You can probably imagine that CAD (computer added design) changed the work practices of architects, engineers, and builders. Likewise, digital financial reporting will change the work practices of accountants and financial analysts over the coming years. Accounting education will likewise change.
Think about the parallels. Architects used to create blueprints using pencil and paper. Now they use CAD software. CAD software is not something where you draw lines, squares, and circles. You work with architectural objects in CAD software. Consider this description from the AutoCAD Wikipedia page:
Architectural objects have a relationship to one another and interact with each other intelligently. For example, a window has a relationship to the wall that contains it. If you move or delete the wall, the window reacts accordingly.
In addition, intelligent architectural objects maintain dynamic links with construction documents and specifications, resulting in more accurate project deliverables. When someone deletes or modifies a door, for example, the door schedule can be automatically updated. Spaces and areas update automatically when certain elements are changed, calculations such as square footage are always up to date.
A CAD application understands architectural objects. It deals with windows, walls, doors, light fixtures, etc. Consider a digital financial reporting application. Now, that is not how the current "version 1.0" generation digital financial reporting software works today. And that is exactly why there are errors in SEC XBRL financial filings. CAD applications don't let you build things that won't work. That is one of the value propositions of CAD.
The same will be true of digital financial reporting tools. Unlike Microsoft Word which is used to create 85% of external financial reports today but knows nothing about a financial report; a digital financial reporting to will understand that:

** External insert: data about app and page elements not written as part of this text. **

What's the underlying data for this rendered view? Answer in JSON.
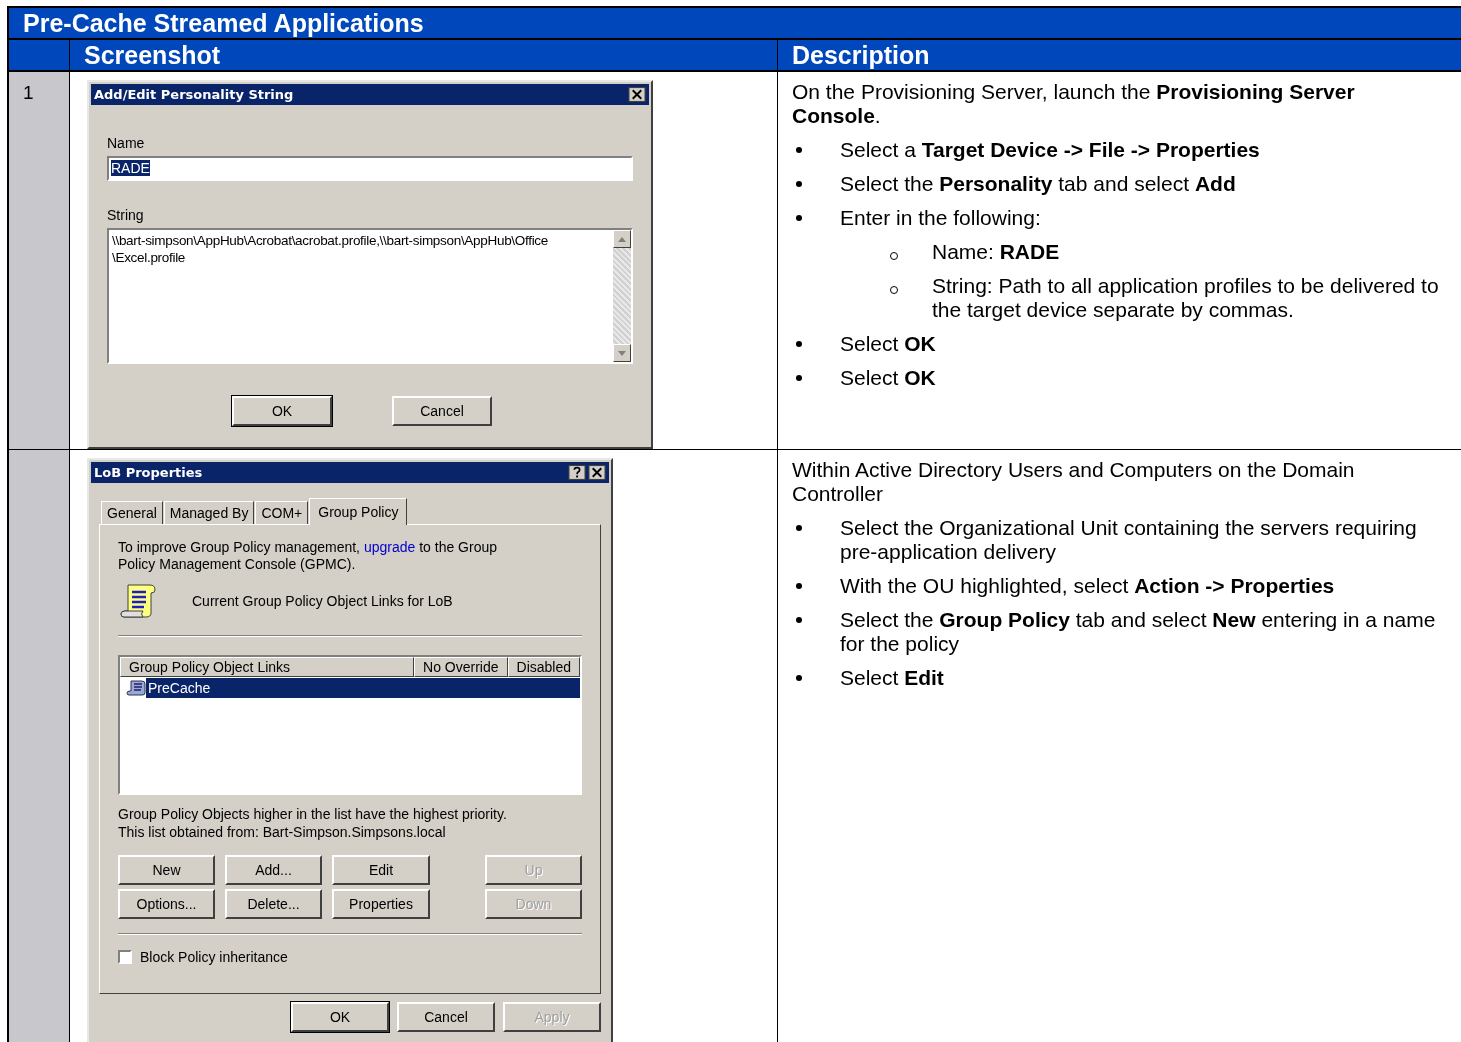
{
  "table": {
    "title": "Pre-Cache Streamed Applications",
    "columns": [
      "Screenshot",
      "Description"
    ],
    "rows": [
      {
        "number": "1",
        "dialog": {
          "kind": "string_editor",
          "title": "Add/Edit Personality String",
          "name_label": "Name",
          "name_value": "RADE",
          "name_selected": true,
          "string_label": "String",
          "string_lines": [
            "\\\\bart-simpson\\AppHub\\Acrobat\\acrobat.profile,\\\\bart-simpson\\AppHub\\Office",
            "\\Excel.profile"
          ],
          "buttons": [
            {
              "label": "OK",
              "default": true
            },
            {
              "label": "Cancel",
              "default": false
            }
          ]
        },
        "description": [
          {
            "kind": "para",
            "text": "On the Provisioning Server, launch the **Provisioning Server Console**."
          },
          {
            "kind": "bullet",
            "text": "Select a **Target Device -> File -> Properties**"
          },
          {
            "kind": "bullet",
            "text": "Select the **Personality** tab and select **Add**"
          },
          {
            "kind": "bullet",
            "text": "Enter in the following:"
          },
          {
            "kind": "sub",
            "text": "Name: **RADE**"
          },
          {
            "kind": "sub",
            "text": "String: Path to all application profiles to be delivered to the target device separate by commas."
          },
          {
            "kind": "bullet",
            "text": "Select **OK**"
          },
          {
            "kind": "bullet",
            "text": "Select **OK**"
          }
        ]
      },
      {
        "dialog": {
          "kind": "properties",
          "title": "LoB Properties",
          "tabs": [
            {
              "label": "General",
              "selected": false
            },
            {
              "label": "Managed By",
              "selected": false
            },
            {
              "label": "COM+",
              "selected": false
            },
            {
              "label": "Group Policy",
              "selected": true
            }
          ],
          "intro_before": "To improve Group Policy management,",
          "intro_link": "upgrade",
          "intro_after": "to the Group Policy Management Console (GPMC).",
          "links_heading": "Current Group Policy Object Links for LoB",
          "list_columns": [
            "Group Policy Object Links",
            "No Override",
            "Disabled"
          ],
          "list_rows": [
            {
              "name": "PreCache",
              "selected": true
            }
          ],
          "notes": [
            "Group Policy Objects higher in the list have the highest priority.",
            "This list obtained from: Bart-Simpson.Simpsons.local"
          ],
          "action_buttons": [
            {
              "label": "New",
              "disabled": false
            },
            {
              "label": "Add...",
              "disabled": false
            },
            {
              "label": "Edit",
              "disabled": false
            },
            {
              "label": "Up",
              "disabled": true
            },
            {
              "label": "Options...",
              "disabled": false
            },
            {
              "label": "Delete...",
              "disabled": false
            },
            {
              "label": "Properties",
              "disabled": false
            },
            {
              "label": "Down",
              "disabled": true
            }
          ],
          "checkbox": {
            "label": "Block Policy inheritance",
            "checked": false
          },
          "buttons": [
            {
              "label": "OK",
              "disabled": false
            },
            {
              "label": "Cancel",
              "disabled": false
            },
            {
              "label": "Apply",
              "disabled": true
            }
          ]
        },
        "description": [
          {
            "kind": "para",
            "text": "Within Active Directory Users and Computers on the Domain Controller"
          },
          {
            "kind": "bullet",
            "text": "Select the Organizational Unit containing the servers requiring pre-application delivery"
          },
          {
            "kind": "bullet",
            "text": "With the OU highlighted, select **Action -> Properties**"
          },
          {
            "kind": "bullet",
            "text": "Select the **Group Policy** tab and select **New** entering in a name for the policy"
          },
          {
            "kind": "bullet",
            "text": "Select **Edit**"
          }
        ]
      }
    ]
  }
}
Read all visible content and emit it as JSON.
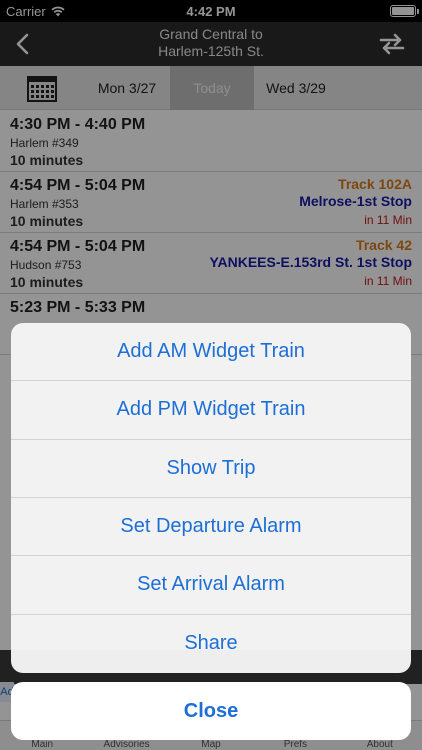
{
  "status_bar": {
    "carrier": "Carrier",
    "time": "4:42 PM"
  },
  "nav": {
    "title_line1": "Grand Central to",
    "title_line2": "Harlem-125th St."
  },
  "date_bar": {
    "prev_day": "Mon 3/27",
    "current_day": "Today",
    "next_day": "Wed 3/29"
  },
  "trains": [
    {
      "times": "4:30 PM - 4:40 PM",
      "train": "Harlem #349",
      "duration": "10 minutes",
      "track": "",
      "stop": "",
      "eta": ""
    },
    {
      "times": "4:54 PM - 5:04 PM",
      "train": "Harlem #353",
      "duration": "10 minutes",
      "track": "Track 102A",
      "stop": "Melrose-1st Stop",
      "eta": "in 11 Min"
    },
    {
      "times": "4:54 PM - 5:04 PM",
      "train": "Hudson #753",
      "duration": "10 minutes",
      "track": "Track 42",
      "stop": "YANKEES-E.153rd St. 1st Stop",
      "eta": "in 11 Min"
    },
    {
      "times": "5:23 PM - 5:33 PM",
      "train": "",
      "duration": "",
      "track": "",
      "stop": "",
      "eta": ""
    }
  ],
  "ad": {
    "label": "Ad"
  },
  "tabs": [
    "Main",
    "Advisories",
    "Map",
    "Prefs",
    "About"
  ],
  "action_sheet": {
    "actions": [
      "Add AM Widget Train",
      "Add PM Widget Train",
      "Show Trip",
      "Set Departure Alarm",
      "Set Arrival Alarm",
      "Share"
    ],
    "cancel": "Close"
  },
  "colors": {
    "accent": "#1d6fd6",
    "track": "#d77a1a",
    "stop": "#1a1aa6",
    "eta": "#c41a1a",
    "nav_bg": "#2b2b2b"
  }
}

- external financial reports have balance sheets (like 100% of SEC XBRL financial filings)
- balance sheets have assets and balance sheets have liabilities and equity (like 100% of SEC XBRL financial filings, see the fundamental accounting concepts)
- assets = liabilities and equity (like on the balance sheets of 100% of SEC XBRL financial filings)
- the financial reporting conceptual framework
- the Financial Report Semantics and Dynamics Theory
- US GAAP disclosure topics (and maybe IFRS also)
- US GAAP disclosures
- the financial report ontology
- financial disclosure algorithms
- the model structure of a business report
- accounting concept arrangement patterns
- member arrangement patterns or whole-part breakdowns
- business rules
- reporting templates which embody the stuff mentioned above
- and much more...
Paper-based and even electronic PDF or HTML financial reports are readable by humans. Digital financial reports are readable by both humans and machines.
Machines can therefore do things to help humans create or use digital financial reports that they could not help with before. This help from machines will reduce costs and increase quality.
If you are a software vendor and you don't understand these things, you are likely building the wrong software. A good way to learn is to understand the seven minimum criteria for evaluating SEC XBRL financial filings. It is somewhat of a digital financial reporting starter kit.
If you are an accountant and you don't understand these things you will become increasingly out of touch with financial reporting over the coming years. How many years? That is hard to tell.
The Innovators Dilemma classified technologies into two buckets:
- Sustaining technologies which foster improved product performance
- Disruptive technologies which result in worse product performance in the short term, but then over the long term they bring to a market a very different value proposition than had been available previously
Digital financial reporting is a disruptive technology which will bring a very different value proposition than has been available previously.
Watch out for Robocop.